There are many Thai art forms today that date back many centuries. Some of these traditional art forms have adapted and changed over the years, but some are little changed.
The most famous traditional Thai dance is called Khon, a dance drama that tells a story. Khon stories are based on the Ramakien, the Thai version of the Indian story Ramayana. It is a huge story told in verse of the triumph of good over evil. Khon was once performed only in the Royal palace, and the story might continue over several nights. It was so strenuous that only men performed it, though today both men and women perform, and knon is no longer only performed at the Royal court.
There are over 100 characters, and the intricate movements can take almost ten years to learn. The gestures and poses are stiff and formal. There are set costumes, and set positions and gestures to show each emotion, and are stiff and formal. A narrator tells the story from the side of the stage, although most Thai people know the stories well. All the characters wear elaborate costumes with gold and jewels and some wear ornate papier mache masks as well.

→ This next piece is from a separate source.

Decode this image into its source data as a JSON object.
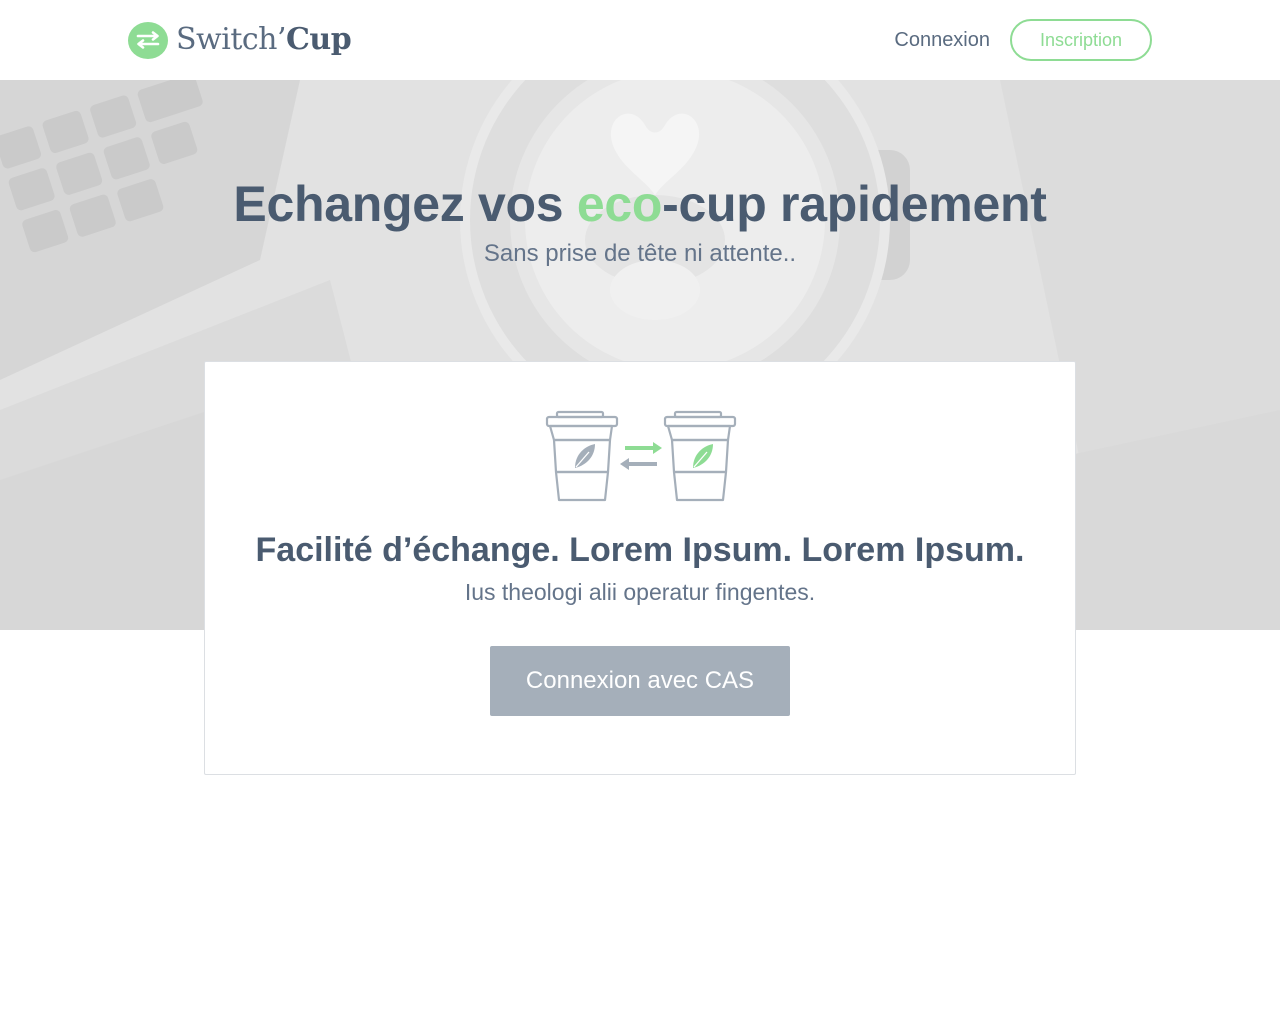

Lakhon is a version of Khon, but without masks. The gestures and poses are similar. It is mostly danced by women. The costumes are not so elaborate. Lakhon can be seen in restaurants for tourists, but also at temples.
More commonly seen is traditional dance called fawn Thai, performed by women. In ancient times of Siam, these dances were only performed for the Royal court. There are five forms of this style of dance, usually performed by four to six pairs of dancers, but on special occasions by hundreds. The movements are varied, and are different in each region of Thailand, but are generally slow with short steps. The dancers sway the upper part of their bodies or shoulders. The way the dancers move together is more important than telling a story.
In different forms of the dance, dancers have different decoration or accessories. In one style, fawn tian, the dancers hold lighted candles in each hand; in fawn leb, the dancers wear long brass extensions to their fingers, in others they use scarves of different lengths or strings of flowers.
Watch performers getting ready for a Khon performance:
Mask making is as ancient an art form as the Khon dances for which they are made. Each elaborate Khon mask depicts a specific demon character, that character will always wear that mask, wherever and whenever the performance is held.
A Khon mask starts as a clay model. Once the clay is dry, it is covered with layers of saa paper (handmade from mulberry leaves) and put in the sun to dry.
The dried papier mache is cut in half and removed from the clay model, then sewn together. Papier mache is pasted over the stitches, and once again dried in the sun. The mask is scraped smooth before another layer of papier mache is put on. Sap of the lak tree is heated and then painted onto more delicate parts of the mask, and then a final layer of papier mache is applied and dried. The face is painted, and perhaps gold leaf and coloured glass added. Some masks even have real gemstones rather than coloured glass. Depending on the character, fangs made of pearl shell may be attached as a final touch.
Watch a group of young people preparing for a Khon performance, including being sewn into their costumes: